** TASK TO COMPLETE **
Scan the records below and copy every line that contains the string "description".
[[ RECORD EXCERPTS open ]]
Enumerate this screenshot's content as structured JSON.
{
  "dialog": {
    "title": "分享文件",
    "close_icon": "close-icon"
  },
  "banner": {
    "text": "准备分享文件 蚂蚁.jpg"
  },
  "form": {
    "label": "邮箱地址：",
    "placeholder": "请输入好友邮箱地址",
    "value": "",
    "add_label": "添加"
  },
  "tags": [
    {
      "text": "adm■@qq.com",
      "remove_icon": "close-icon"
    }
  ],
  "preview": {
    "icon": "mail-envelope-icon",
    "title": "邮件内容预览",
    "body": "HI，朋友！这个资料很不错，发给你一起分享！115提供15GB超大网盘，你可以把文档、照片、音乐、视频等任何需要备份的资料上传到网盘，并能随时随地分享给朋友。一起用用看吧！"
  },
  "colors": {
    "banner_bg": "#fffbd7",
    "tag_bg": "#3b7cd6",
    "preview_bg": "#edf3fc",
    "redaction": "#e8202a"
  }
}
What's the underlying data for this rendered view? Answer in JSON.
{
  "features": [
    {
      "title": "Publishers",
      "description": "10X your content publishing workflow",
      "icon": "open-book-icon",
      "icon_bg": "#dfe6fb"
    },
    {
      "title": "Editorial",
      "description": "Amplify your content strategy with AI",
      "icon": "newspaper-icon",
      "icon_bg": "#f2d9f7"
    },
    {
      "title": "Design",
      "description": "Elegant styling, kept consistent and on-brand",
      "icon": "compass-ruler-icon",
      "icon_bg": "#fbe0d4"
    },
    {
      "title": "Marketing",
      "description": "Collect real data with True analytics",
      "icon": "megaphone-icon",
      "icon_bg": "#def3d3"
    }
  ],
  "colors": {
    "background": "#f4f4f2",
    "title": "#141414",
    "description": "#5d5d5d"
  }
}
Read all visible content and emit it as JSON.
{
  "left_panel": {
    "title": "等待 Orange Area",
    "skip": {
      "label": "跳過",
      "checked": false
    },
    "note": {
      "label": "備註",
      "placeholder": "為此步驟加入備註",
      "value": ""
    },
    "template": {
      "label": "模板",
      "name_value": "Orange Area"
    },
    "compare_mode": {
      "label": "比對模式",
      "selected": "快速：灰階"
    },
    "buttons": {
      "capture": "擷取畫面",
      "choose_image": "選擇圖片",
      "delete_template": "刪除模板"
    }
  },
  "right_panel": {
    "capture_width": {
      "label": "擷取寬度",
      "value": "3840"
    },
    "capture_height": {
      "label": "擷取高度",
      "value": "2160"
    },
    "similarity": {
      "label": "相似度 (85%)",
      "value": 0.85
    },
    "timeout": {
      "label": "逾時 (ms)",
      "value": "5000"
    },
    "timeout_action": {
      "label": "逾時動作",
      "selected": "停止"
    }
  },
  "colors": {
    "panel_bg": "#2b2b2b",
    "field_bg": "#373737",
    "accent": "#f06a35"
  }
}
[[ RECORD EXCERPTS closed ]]
** THE ANSWER **
      "description": "10X your content publishing workflow",
      "description": "Amplify your content strategy with AI",
      "description": "Elegant styling, kept consistent and on-brand",
      "description": "Collect real data with True analytics",
    "description": "#5d5d5d"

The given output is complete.